### TASK DETAILS
Go through the data below and retype all of it exactly.

::::::::::

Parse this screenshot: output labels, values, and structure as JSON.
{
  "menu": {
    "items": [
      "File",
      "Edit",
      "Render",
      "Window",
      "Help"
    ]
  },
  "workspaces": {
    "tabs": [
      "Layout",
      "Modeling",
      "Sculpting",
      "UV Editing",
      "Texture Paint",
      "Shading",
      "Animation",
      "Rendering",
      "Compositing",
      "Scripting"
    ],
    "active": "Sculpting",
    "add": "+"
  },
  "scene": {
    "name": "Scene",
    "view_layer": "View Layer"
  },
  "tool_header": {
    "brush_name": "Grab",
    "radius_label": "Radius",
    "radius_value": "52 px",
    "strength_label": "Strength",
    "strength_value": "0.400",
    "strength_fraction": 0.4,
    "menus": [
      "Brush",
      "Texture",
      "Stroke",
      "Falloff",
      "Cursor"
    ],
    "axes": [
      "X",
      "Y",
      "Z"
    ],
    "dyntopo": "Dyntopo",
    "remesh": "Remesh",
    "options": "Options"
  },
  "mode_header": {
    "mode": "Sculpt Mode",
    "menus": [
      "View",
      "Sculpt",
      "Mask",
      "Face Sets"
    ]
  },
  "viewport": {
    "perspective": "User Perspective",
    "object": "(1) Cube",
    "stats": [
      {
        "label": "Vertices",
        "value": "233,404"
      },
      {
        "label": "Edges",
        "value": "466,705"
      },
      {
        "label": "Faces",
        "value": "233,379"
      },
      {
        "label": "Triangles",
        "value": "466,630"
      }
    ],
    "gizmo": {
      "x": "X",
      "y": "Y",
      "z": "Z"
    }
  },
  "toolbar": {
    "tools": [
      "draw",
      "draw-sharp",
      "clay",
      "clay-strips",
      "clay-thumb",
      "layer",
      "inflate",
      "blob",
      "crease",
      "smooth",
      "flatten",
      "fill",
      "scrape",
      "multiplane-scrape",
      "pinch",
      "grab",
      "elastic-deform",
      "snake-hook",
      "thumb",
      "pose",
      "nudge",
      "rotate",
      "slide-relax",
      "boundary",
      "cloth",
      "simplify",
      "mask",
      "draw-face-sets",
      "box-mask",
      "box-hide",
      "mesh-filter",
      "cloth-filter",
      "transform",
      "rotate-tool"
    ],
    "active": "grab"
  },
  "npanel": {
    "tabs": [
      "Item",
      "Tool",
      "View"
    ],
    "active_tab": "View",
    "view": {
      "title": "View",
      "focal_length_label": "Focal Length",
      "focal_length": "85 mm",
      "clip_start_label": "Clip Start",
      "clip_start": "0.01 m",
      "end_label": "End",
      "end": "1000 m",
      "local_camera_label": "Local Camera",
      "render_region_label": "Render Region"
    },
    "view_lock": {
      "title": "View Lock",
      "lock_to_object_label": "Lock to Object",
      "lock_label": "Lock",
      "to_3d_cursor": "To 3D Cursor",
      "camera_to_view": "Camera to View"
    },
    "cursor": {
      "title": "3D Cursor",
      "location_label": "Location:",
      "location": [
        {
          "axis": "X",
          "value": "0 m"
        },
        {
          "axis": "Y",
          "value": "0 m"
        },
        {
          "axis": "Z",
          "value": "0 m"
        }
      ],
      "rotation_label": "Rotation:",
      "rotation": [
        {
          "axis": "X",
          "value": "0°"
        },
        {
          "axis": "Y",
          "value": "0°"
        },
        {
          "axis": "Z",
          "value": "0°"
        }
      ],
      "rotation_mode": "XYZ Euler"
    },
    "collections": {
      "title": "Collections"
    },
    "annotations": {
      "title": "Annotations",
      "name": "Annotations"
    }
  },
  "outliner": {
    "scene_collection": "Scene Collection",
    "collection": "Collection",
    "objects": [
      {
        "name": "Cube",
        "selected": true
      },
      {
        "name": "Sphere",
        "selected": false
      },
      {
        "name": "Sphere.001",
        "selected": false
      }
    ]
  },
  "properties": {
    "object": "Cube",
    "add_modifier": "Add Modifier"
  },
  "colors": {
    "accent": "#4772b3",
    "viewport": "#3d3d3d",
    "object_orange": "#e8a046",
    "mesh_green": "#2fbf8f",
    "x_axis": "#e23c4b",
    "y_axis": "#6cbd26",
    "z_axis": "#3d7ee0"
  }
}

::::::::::

### RESULT FOR THIS TASK
Parse this screenshot: output labels, values, and structure as JSON.
{
  "menu": {
    "items": [
      "File",
      "Edit",
      "Render",
      "Window",
      "Help"
    ]
  },
  "workspaces": {
    "tabs": [
      "Layout",
      "Modeling",
      "Sculpting",
      "UV Editing",
      "Texture Paint",
      "Shading",
      "Animation",
      "Rendering",
      "Compositing",
      "Scripting"
    ],
    "active": "Sculpting",
    "add": "+"
  },
  "scene": {
    "name": "Scene",
    "view_layer": "View Layer"
  },
  "tool_header": {
    "brush_name": "Grab",
    "radius_label": "Radius",
    "radius_value": "52 px",
    "strength_label": "Strength",
    "strength_value": "0.400",
    "strength_fraction": 0.4,
    "menus": [
      "Brush",
      "Texture",
      "Stroke",
      "Falloff",
      "Cursor"
    ],
    "axes": [
      "X",
      "Y",
      "Z"
    ],
    "dyntopo": "Dyntopo",
    "remesh": "Remesh",
    "options": "Options"
  },
  "mode_header": {
    "mode": "Sculpt Mode",
    "menus": [
      "View",
      "Sculpt",
      "Mask",
      "Face Sets"
    ]
  },
  "viewport": {
    "perspective": "User Perspective",
    "object": "(1) Cube",
    "stats": [
      {
        "label": "Vertices",
        "value": "233,404"
      },
      {
        "label": "Edges",
        "value": "466,705"
      },
      {
        "label": "Faces",
        "value": "233,379"
      },
      {
        "label": "Triangles",
        "value": "466,630"
      }
    ],
    "gizmo": {
      "x": "X",
      "y": "Y",
      "z": "Z"
    }
  },
  "toolbar": {
    "tools": [
      "draw",
      "draw-sharp",
      "clay",
      "clay-strips",
      "clay-thumb",
      "layer",
      "inflate",
      "blob",
      "crease",
      "smooth",
      "flatten",
      "fill",
      "scrape",
      "multiplane-scrape",
      "pinch",
      "grab",
      "elastic-deform",
      "snake-hook",
      "thumb",
      "pose",
      "nudge",
      "rotate",
      "slide-relax",
      "boundary",
      "cloth",
      "simplify",
      "mask",
      "draw-face-sets",
      "box-mask",
      "box-hide",
      "mesh-filter",
      "cloth-filter",
      "transform",
      "rotate-tool"
    ],
    "active": "grab"
  },
  "npanel": {
    "tabs": [
      "Item",
      "Tool",
      "View"
    ],
    "active_tab": "View",
    "view": {
      "title": "View",
      "focal_length_label": "Focal Length",
      "focal_length": "85 mm",
      "clip_start_label": "Clip Start",
      "clip_start": "0.01 m",
      "end_label": "End",
      "end": "1000 m",
      "local_camera_label": "Local Camera",
      "render_region_label": "Render Region"
    },
    "view_lock": {
      "title": "View Lock",
      "lock_to_object_label": "Lock to Object",
      "lock_label": "Lock",
      "to_3d_cursor": "To 3D Cursor",
      "camera_to_view": "Camera to View"
    },
    "cursor": {
      "title": "3D Cursor",
      "location_label": "Location:",
      "location": [
        {
          "axis": "X",
          "value": "0 m"
        },
        {
          "axis": "Y",
          "value": "0 m"
        },
        {
          "axis": "Z",
          "value": "0 m"
        }
      ],
      "rotation_label": "Rotation:",
      "rotation": [
        {
          "axis": "X",
          "value": "0°"
        },
        {
          "axis": "Y",
          "value": "0°"
        },
        {
          "axis": "Z",
          "value": "0°"
        }
      ],
      "rotation_mode": "XYZ Euler"
    },
    "collections": {
      "title": "Collections"
    },
    "annotations": {
      "title": "Annotations",
      "name": "Annotations"
    }
  },
  "outliner": {
    "scene_collection": "Scene Collection",
    "collection": "Collection",
    "objects": [
      {
        "name": "Cube",
        "selected": true
      },
      {
        "name": "Sphere",
        "selected": false
      },
      {
        "name": "Sphere.001",
        "selected": false
      }
    ]
  },
  "properties": {
    "object": "Cube",
    "add_modifier": "Add Modifier"
  },
  "colors": {
    "accent": "#4772b3",
    "viewport": "#3d3d3d",
    "object_orange": "#e8a046",
    "mesh_green": "#2fbf8f",
    "x_axis": "#e23c4b",
    "y_axis": "#6cbd26",
    "z_axis": "#3d7ee0"
  }
}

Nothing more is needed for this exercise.